*ACTION ITEM*. Copy out the full listing below as it stands, with its pictures left behind.

*MATERIAL SUPPLIED*.

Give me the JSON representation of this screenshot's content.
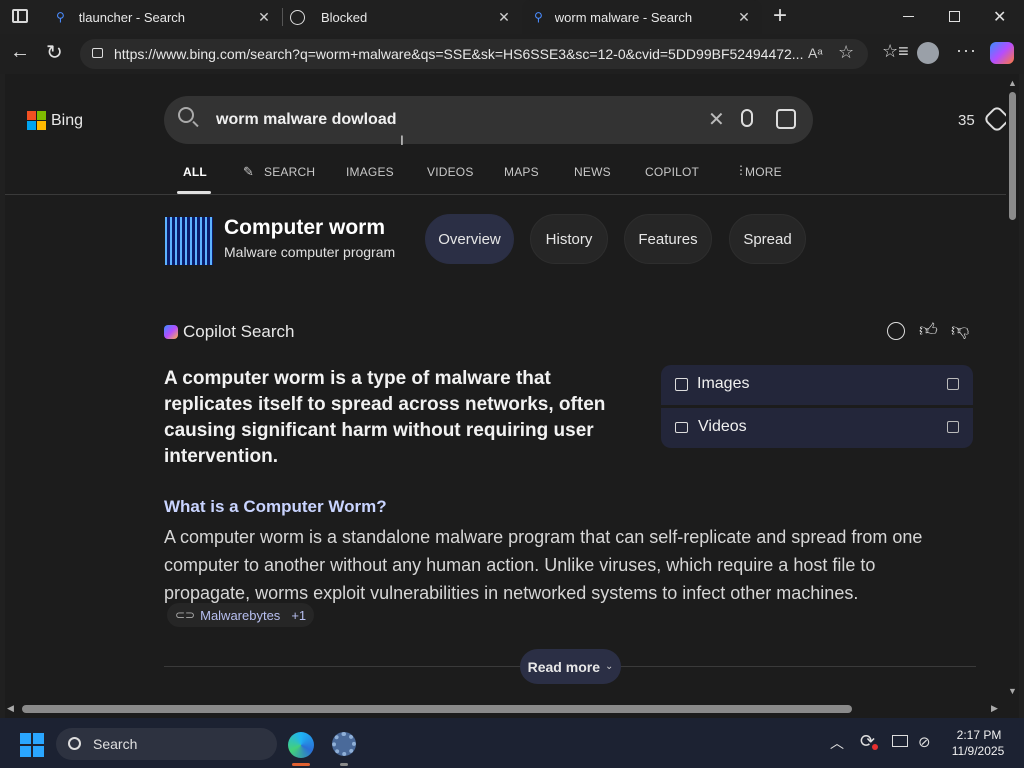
{
  "browser": {
    "tabs": [
      {
        "title": "tlauncher - Search",
        "close": "✕"
      },
      {
        "title": "Blocked",
        "close": "✕"
      },
      {
        "title": "worm malware - Search",
        "close": "✕"
      }
    ],
    "new_tab": "+",
    "url": "https://www.bing.com/search?q=worm+malware&qs=SSE&sk=HS6SSE3&sc=12-0&cvid=5DD99BF52494472..."
  },
  "bing": {
    "logo_text": "Bing",
    "query": "worm malware dowload",
    "rewards_count": "35",
    "nav": [
      "ALL",
      "SEARCH",
      "IMAGES",
      "VIDEOS",
      "MAPS",
      "NEWS",
      "COPILOT",
      "MORE"
    ]
  },
  "entity": {
    "title": "Computer worm",
    "subtitle": "Malware computer program",
    "pills": [
      "Overview",
      "History",
      "Features",
      "Spread"
    ]
  },
  "copilot": {
    "brand": "Copilot Search",
    "headline": "A computer worm is a type of malware that replicates itself to spread across networks, often causing significant harm without requiring user intervention.",
    "section_title": "What is a Computer Worm?",
    "body": "A computer worm is a standalone malware program that can self-replicate and spread from one computer to another without any human action. Unlike viruses, which require a host file to propagate, worms exploit vulnerabilities in networked systems to infect other machines.",
    "source": "Malwarebytes",
    "source_more": "+1",
    "read_more": "Read more",
    "side_links": [
      "Images",
      "Videos"
    ]
  },
  "taskbar": {
    "search_placeholder": "Search",
    "time": "2:17 PM",
    "date": "11/9/2025"
  },
  "colors": {
    "accent": "#4a7cff",
    "pill_active": "#2b2f45",
    "text_muted": "#c4c4c4"
  }
}
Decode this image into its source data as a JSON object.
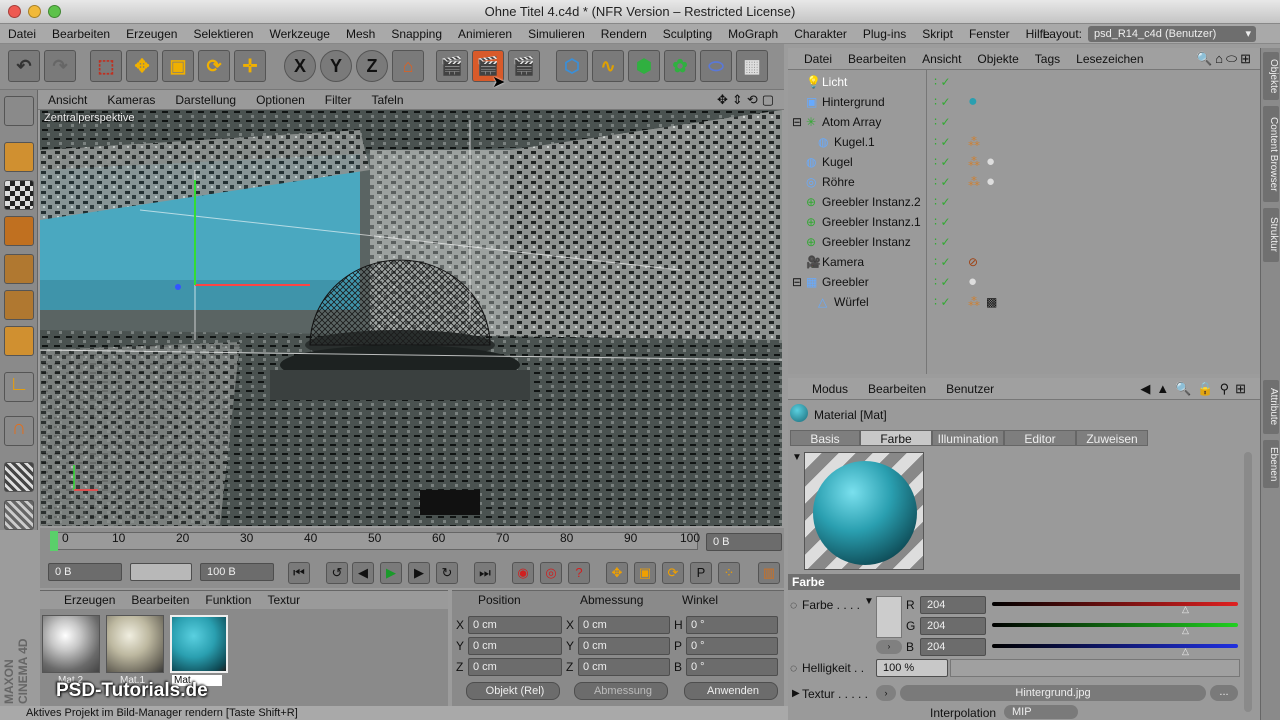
{
  "window": {
    "title": "Ohne Titel 4.c4d * (NFR Version – Restricted License)"
  },
  "menu": [
    "Datei",
    "Bearbeiten",
    "Erzeugen",
    "Selektieren",
    "Werkzeuge",
    "Mesh",
    "Snapping",
    "Animieren",
    "Simulieren",
    "Rendern",
    "Sculpting",
    "MoGraph",
    "Charakter",
    "Plug-ins",
    "Skript",
    "Fenster",
    "Hilfe"
  ],
  "layout": {
    "label": "Layout:",
    "value": "psd_R14_c4d (Benutzer)"
  },
  "toolbar": {
    "x_label": "X",
    "y_label": "Y",
    "z_label": "Z"
  },
  "viewport": {
    "menu": [
      "Ansicht",
      "Kameras",
      "Darstellung",
      "Optionen",
      "Filter",
      "Tafeln"
    ],
    "label": "Zentralperspektive"
  },
  "timeline": {
    "ticks": [
      "0",
      "10",
      "20",
      "30",
      "40",
      "50",
      "60",
      "70",
      "80",
      "90",
      "100"
    ],
    "current": "0 B"
  },
  "transport": {
    "start": "0 B",
    "end": "100 B"
  },
  "materials": {
    "menu": [
      "Erzeugen",
      "Bearbeiten",
      "Funktion",
      "Textur"
    ],
    "items": [
      {
        "name": "Mat.2"
      },
      {
        "name": "Mat.1"
      },
      {
        "name": "Mat"
      }
    ]
  },
  "coords": {
    "headers": [
      "Position",
      "Abmessung",
      "Winkel"
    ],
    "rows": [
      {
        "a": "X",
        "av": "0 cm",
        "b": "X",
        "bv": "0 cm",
        "c": "H",
        "cv": "0 °"
      },
      {
        "a": "Y",
        "av": "0 cm",
        "b": "Y",
        "bv": "0 cm",
        "c": "P",
        "cv": "0 °"
      },
      {
        "a": "Z",
        "av": "0 cm",
        "b": "Z",
        "bv": "0 cm",
        "c": "B",
        "cv": "0 °"
      }
    ],
    "mode": "Objekt (Rel)",
    "size_mode": "Abmessung",
    "apply": "Anwenden"
  },
  "objects": {
    "menu": [
      "Datei",
      "Bearbeiten",
      "Ansicht",
      "Objekte",
      "Tags",
      "Lesezeichen"
    ],
    "items": [
      {
        "name": "Licht"
      },
      {
        "name": "Hintergrund"
      },
      {
        "name": "Atom Array"
      },
      {
        "name": "Kugel.1"
      },
      {
        "name": "Kugel"
      },
      {
        "name": "Röhre"
      },
      {
        "name": "Greebler Instanz.2"
      },
      {
        "name": "Greebler Instanz.1"
      },
      {
        "name": "Greebler Instanz"
      },
      {
        "name": "Kamera"
      },
      {
        "name": "Greebler"
      },
      {
        "name": "Würfel"
      }
    ]
  },
  "attributes": {
    "menu": [
      "Modus",
      "Bearbeiten",
      "Benutzer"
    ],
    "title": "Material [Mat]",
    "tabs": [
      "Basis",
      "Farbe",
      "Illumination",
      "Editor",
      "Zuweisen"
    ],
    "section": "Farbe",
    "color_label": "Farbe . . . .",
    "r_label": "R",
    "r": "204",
    "g_label": "G",
    "g": "204",
    "b_label": "B",
    "b": "204",
    "brightness_label": "Helligkeit . .",
    "brightness": "100 %",
    "texture_label": "Textur . . . . .",
    "texture": "Hintergrund.jpg",
    "texture_more": "...",
    "interp_label": "Interpolation",
    "interp": "MIP"
  },
  "siderail": [
    "Objekte",
    "Content Browser",
    "Struktur",
    "Attribute",
    "Ebenen"
  ],
  "status": "Aktives Projekt im Bild-Manager rendern [Taste Shift+R]",
  "watermark": "PSD-Tutorials.de",
  "brand": "MAXON CINEMA 4D",
  "colors": {
    "accent": "#2a9fb0",
    "render_active": "#d85a2a"
  }
}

*SOLUTION TO THIS PROBLEM*.
Give me the JSON representation of this screenshot's content.
{
  "browser": {
    "tabs": [
      {
        "title": "tlauncher - Search",
        "close": "✕"
      },
      {
        "title": "Blocked",
        "close": "✕"
      },
      {
        "title": "worm malware - Search",
        "close": "✕"
      }
    ],
    "new_tab": "+",
    "url": "https://www.bing.com/search?q=worm+malware&qs=SSE&sk=HS6SSE3&sc=12-0&cvid=5DD99BF52494472..."
  },
  "bing": {
    "logo_text": "Bing",
    "query": "worm malware dowload",
    "rewards_count": "35",
    "nav": [
      "ALL",
      "SEARCH",
      "IMAGES",
      "VIDEOS",
      "MAPS",
      "NEWS",
      "COPILOT",
      "MORE"
    ]
  },
  "entity": {
    "title": "Computer worm",
    "subtitle": "Malware computer program",
    "pills": [
      "Overview",
      "History",
      "Features",
      "Spread"
    ]
  },
  "copilot": {
    "brand": "Copilot Search",
    "headline": "A computer worm is a type of malware that replicates itself to spread across networks, often causing significant harm without requiring user intervention.",
    "section_title": "What is a Computer Worm?",
    "body": "A computer worm is a standalone malware program that can self-replicate and spread from one computer to another without any human action. Unlike viruses, which require a host file to propagate, worms exploit vulnerabilities in networked systems to infect other machines.",
    "source": "Malwarebytes",
    "source_more": "+1",
    "read_more": "Read more",
    "side_links": [
      "Images",
      "Videos"
    ]
  },
  "taskbar": {
    "search_placeholder": "Search",
    "time": "2:17 PM",
    "date": "11/9/2025"
  },
  "colors": {
    "accent": "#4a7cff",
    "pill_active": "#2b2f45",
    "text_muted": "#c4c4c4"
  }
}
Decode this image into its source data as a JSON object.
{
  "window": {
    "title": "Ohne Titel 4.c4d * (NFR Version – Restricted License)"
  },
  "menu": [
    "Datei",
    "Bearbeiten",
    "Erzeugen",
    "Selektieren",
    "Werkzeuge",
    "Mesh",
    "Snapping",
    "Animieren",
    "Simulieren",
    "Rendern",
    "Sculpting",
    "MoGraph",
    "Charakter",
    "Plug-ins",
    "Skript",
    "Fenster",
    "Hilfe"
  ],
  "layout": {
    "label": "Layout:",
    "value": "psd_R14_c4d (Benutzer)"
  },
  "toolbar": {
    "x_label": "X",
    "y_label": "Y",
    "z_label": "Z"
  },
  "viewport": {
    "menu": [
      "Ansicht",
      "Kameras",
      "Darstellung",
      "Optionen",
      "Filter",
      "Tafeln"
    ],
    "label": "Zentralperspektive"
  },
  "timeline": {
    "ticks": [
      "0",
      "10",
      "20",
      "30",
      "40",
      "50",
      "60",
      "70",
      "80",
      "90",
      "100"
    ],
    "current": "0 B"
  },
  "transport": {
    "start": "0 B",
    "end": "100 B"
  },
  "materials": {
    "menu": [
      "Erzeugen",
      "Bearbeiten",
      "Funktion",
      "Textur"
    ],
    "items": [
      {
        "name": "Mat.2"
      },
      {
        "name": "Mat.1"
      },
      {
        "name": "Mat"
      }
    ]
  },
  "coords": {
    "headers": [
      "Position",
      "Abmessung",
      "Winkel"
    ],
    "rows": [
      {
        "a": "X",
        "av": "0 cm",
        "b": "X",
        "bv": "0 cm",
        "c": "H",
        "cv": "0 °"
      },
      {
        "a": "Y",
        "av": "0 cm",
        "b": "Y",
        "bv": "0 cm",
        "c": "P",
        "cv": "0 °"
      },
      {
        "a": "Z",
        "av": "0 cm",
        "b": "Z",
        "bv": "0 cm",
        "c": "B",
        "cv": "0 °"
      }
    ],
    "mode": "Objekt (Rel)",
    "size_mode": "Abmessung",
    "apply": "Anwenden"
  },
  "objects": {
    "menu": [
      "Datei",
      "Bearbeiten",
      "Ansicht",
      "Objekte",
      "Tags",
      "Lesezeichen"
    ],
    "items": [
      {
        "name": "Licht"
      },
      {
        "name": "Hintergrund"
      },
      {
        "name": "Atom Array"
      },
      {
        "name": "Kugel.1"
      },
      {
        "name": "Kugel"
      },
      {
        "name": "Röhre"
      },
      {
        "name": "Greebler Instanz.2"
      },
      {
        "name": "Greebler Instanz.1"
      },
      {
        "name": "Greebler Instanz"
      },
      {
        "name": "Kamera"
      },
      {
        "name": "Greebler"
      },
      {
        "name": "Würfel"
      }
    ]
  },
  "attributes": {
    "menu": [
      "Modus",
      "Bearbeiten",
      "Benutzer"
    ],
    "title": "Material [Mat]",
    "tabs": [
      "Basis",
      "Farbe",
      "Illumination",
      "Editor",
      "Zuweisen"
    ],
    "section": "Farbe",
    "color_label": "Farbe . . . .",
    "r_label": "R",
    "r": "204",
    "g_label": "G",
    "g": "204",
    "b_label": "B",
    "b": "204",
    "brightness_label": "Helligkeit . .",
    "brightness": "100 %",
    "texture_label": "Textur . . . . .",
    "texture": "Hintergrund.jpg",
    "texture_more": "...",
    "interp_label": "Interpolation",
    "interp": "MIP"
  },
  "siderail": [
    "Objekte",
    "Content Browser",
    "Struktur",
    "Attribute",
    "Ebenen"
  ],
  "status": "Aktives Projekt im Bild-Manager rendern [Taste Shift+R]",
  "watermark": "PSD-Tutorials.de",
  "brand": "MAXON CINEMA 4D",
  "colors": {
    "accent": "#2a9fb0",
    "render_active": "#d85a2a"
  }
}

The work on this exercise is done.